##### INFORMATION #####

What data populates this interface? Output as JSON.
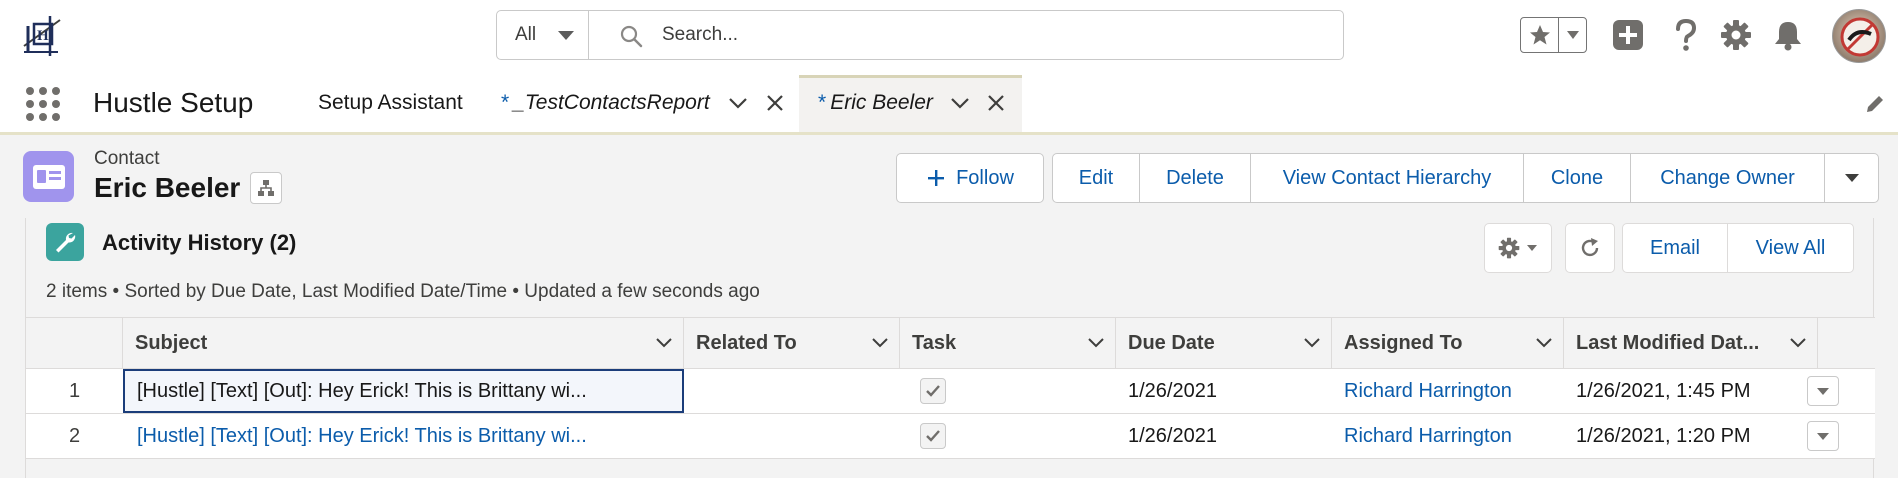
{
  "global_header": {
    "search_scope": "All",
    "search_placeholder": "Search...",
    "icons": [
      "logo-icon",
      "search-icon",
      "favorites-star-icon",
      "chevron-down-icon",
      "global-actions-plus-icon",
      "help-icon",
      "setup-gear-icon",
      "notifications-bell-icon",
      "avatar"
    ]
  },
  "nav": {
    "app_name": "Hustle Setup",
    "items": [
      {
        "label": "Setup Assistant",
        "dirty": false
      },
      {
        "label": "_TestContactsReport",
        "dirty": true,
        "star": "*"
      },
      {
        "label": "Eric Beeler",
        "dirty": true,
        "star": "*",
        "active": true
      }
    ]
  },
  "record": {
    "object_label": "Contact",
    "name": "Eric Beeler",
    "follow_label": "Follow",
    "actions": [
      "Edit",
      "Delete",
      "View Contact Hierarchy",
      "Clone",
      "Change Owner"
    ]
  },
  "activity_history": {
    "title": "Activity History (2)",
    "subtitle": "2 items • Sorted by Due Date, Last Modified Date/Time • Updated a few seconds ago",
    "actions": [
      "Email",
      "View All"
    ],
    "columns": [
      "Subject",
      "Related To",
      "Task",
      "Due Date",
      "Assigned To",
      "Last Modified Dat..."
    ],
    "rows": [
      {
        "num": "1",
        "subject": "[Hustle] [Text] [Out]: Hey Erick! This is Brittany wi...",
        "related_to": "",
        "task": true,
        "due_date": "1/26/2021",
        "assigned_to": "Richard Harrington",
        "last_modified": "1/26/2021, 1:45 PM"
      },
      {
        "num": "2",
        "subject": "[Hustle] [Text] [Out]: Hey Erick! This is Brittany wi...",
        "related_to": "",
        "task": true,
        "due_date": "1/26/2021",
        "assigned_to": "Richard Harrington",
        "last_modified": "1/26/2021, 1:20 PM"
      }
    ]
  },
  "colors": {
    "brand_blue": "#0b5cab",
    "contact_icon": "#a094ed",
    "activity_icon": "#3ba49e"
  }
}
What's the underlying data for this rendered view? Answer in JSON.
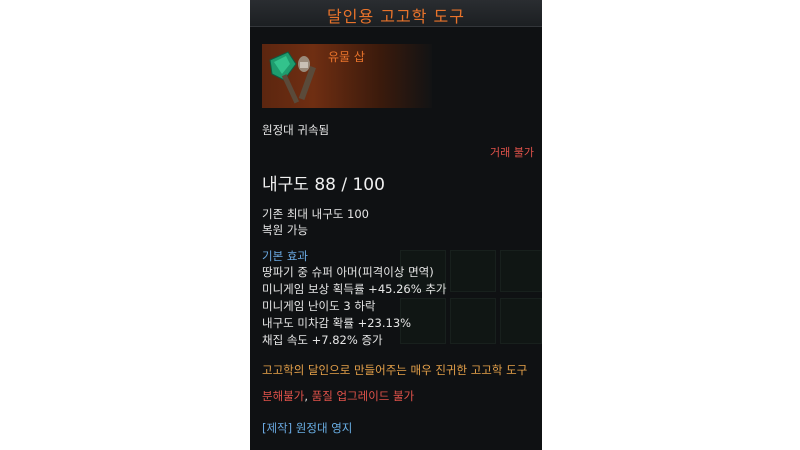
{
  "tooltip": {
    "title": "달인용 고고학 도구",
    "item_type": "유물 삽",
    "binding": "원정대 귀속됨",
    "trade": "거래 불가",
    "durability": "내구도 88 / 100",
    "base_max_durability": "기존 최대 내구도 100",
    "restorable": "복원 가능",
    "effects_header": "기본 효과",
    "effects": [
      "땅파기 중 슈퍼 아머(피격이상 면역)",
      "미니게임 보상 획득률 +45.26% 추가",
      "미니게임 난이도 3 하락",
      "내구도 미차감 확률 +23.13%",
      "채집 속도 +7.82% 증가"
    ],
    "description": "고고학의 달인으로 만들어주는 매우 진귀한 고고학 도구",
    "restriction_a": "분해불가",
    "restriction_sep": ", ",
    "restriction_b": "품질 업그레이드 불가",
    "craft_tag": "[제작]",
    "craft_place": " 원정대 영지"
  },
  "colors": {
    "title": "#e8732b",
    "blue": "#6aa8e0",
    "orange": "#e7a24a",
    "red": "#e0524a"
  },
  "icons": [
    "shovel-icon"
  ]
}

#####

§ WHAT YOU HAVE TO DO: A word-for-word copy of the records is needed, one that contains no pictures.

§ RESULT OF THIS TASK:
What data populates this interface? Output as JSON.
{
  "global_header": {
    "search_scope": "All",
    "search_placeholder": "Search...",
    "icons": [
      "logo-icon",
      "search-icon",
      "favorites-star-icon",
      "chevron-down-icon",
      "global-actions-plus-icon",
      "help-icon",
      "setup-gear-icon",
      "notifications-bell-icon",
      "avatar"
    ]
  },
  "nav": {
    "app_name": "Hustle Setup",
    "items": [
      {
        "label": "Setup Assistant",
        "dirty": false
      },
      {
        "label": "_TestContactsReport",
        "dirty": true,
        "star": "*"
      },
      {
        "label": "Eric Beeler",
        "dirty": true,
        "star": "*",
        "active": true
      }
    ]
  },
  "record": {
    "object_label": "Contact",
    "name": "Eric Beeler",
    "follow_label": "Follow",
    "actions": [
      "Edit",
      "Delete",
      "View Contact Hierarchy",
      "Clone",
      "Change Owner"
    ]
  },
  "activity_history": {
    "title": "Activity History (2)",
    "subtitle": "2 items • Sorted by Due Date, Last Modified Date/Time • Updated a few seconds ago",
    "actions": [
      "Email",
      "View All"
    ],
    "columns": [
      "Subject",
      "Related To",
      "Task",
      "Due Date",
      "Assigned To",
      "Last Modified Dat..."
    ],
    "rows": [
      {
        "num": "1",
        "subject": "[Hustle] [Text] [Out]: Hey Erick! This is Brittany wi...",
        "related_to": "",
        "task": true,
        "due_date": "1/26/2021",
        "assigned_to": "Richard Harrington",
        "last_modified": "1/26/2021, 1:45 PM"
      },
      {
        "num": "2",
        "subject": "[Hustle] [Text] [Out]: Hey Erick! This is Brittany wi...",
        "related_to": "",
        "task": true,
        "due_date": "1/26/2021",
        "assigned_to": "Richard Harrington",
        "last_modified": "1/26/2021, 1:20 PM"
      }
    ]
  },
  "colors": {
    "brand_blue": "#0b5cab",
    "contact_icon": "#a094ed",
    "activity_icon": "#3ba49e"
  }
}
What's the underlying data for this rendered view? Answer in JSON.
{
  "tooltip": {
    "title": "달인용 고고학 도구",
    "item_type": "유물 삽",
    "binding": "원정대 귀속됨",
    "trade": "거래 불가",
    "durability": "내구도 88 / 100",
    "base_max_durability": "기존 최대 내구도 100",
    "restorable": "복원 가능",
    "effects_header": "기본 효과",
    "effects": [
      "땅파기 중 슈퍼 아머(피격이상 면역)",
      "미니게임 보상 획득률 +45.26% 추가",
      "미니게임 난이도 3 하락",
      "내구도 미차감 확률 +23.13%",
      "채집 속도 +7.82% 증가"
    ],
    "description": "고고학의 달인으로 만들어주는 매우 진귀한 고고학 도구",
    "restriction_a": "분해불가",
    "restriction_sep": ", ",
    "restriction_b": "품질 업그레이드 불가",
    "craft_tag": "[제작]",
    "craft_place": " 원정대 영지"
  },
  "colors": {
    "title": "#e8732b",
    "blue": "#6aa8e0",
    "orange": "#e7a24a",
    "red": "#e0524a"
  },
  "icons": [
    "shovel-icon"
  ]
}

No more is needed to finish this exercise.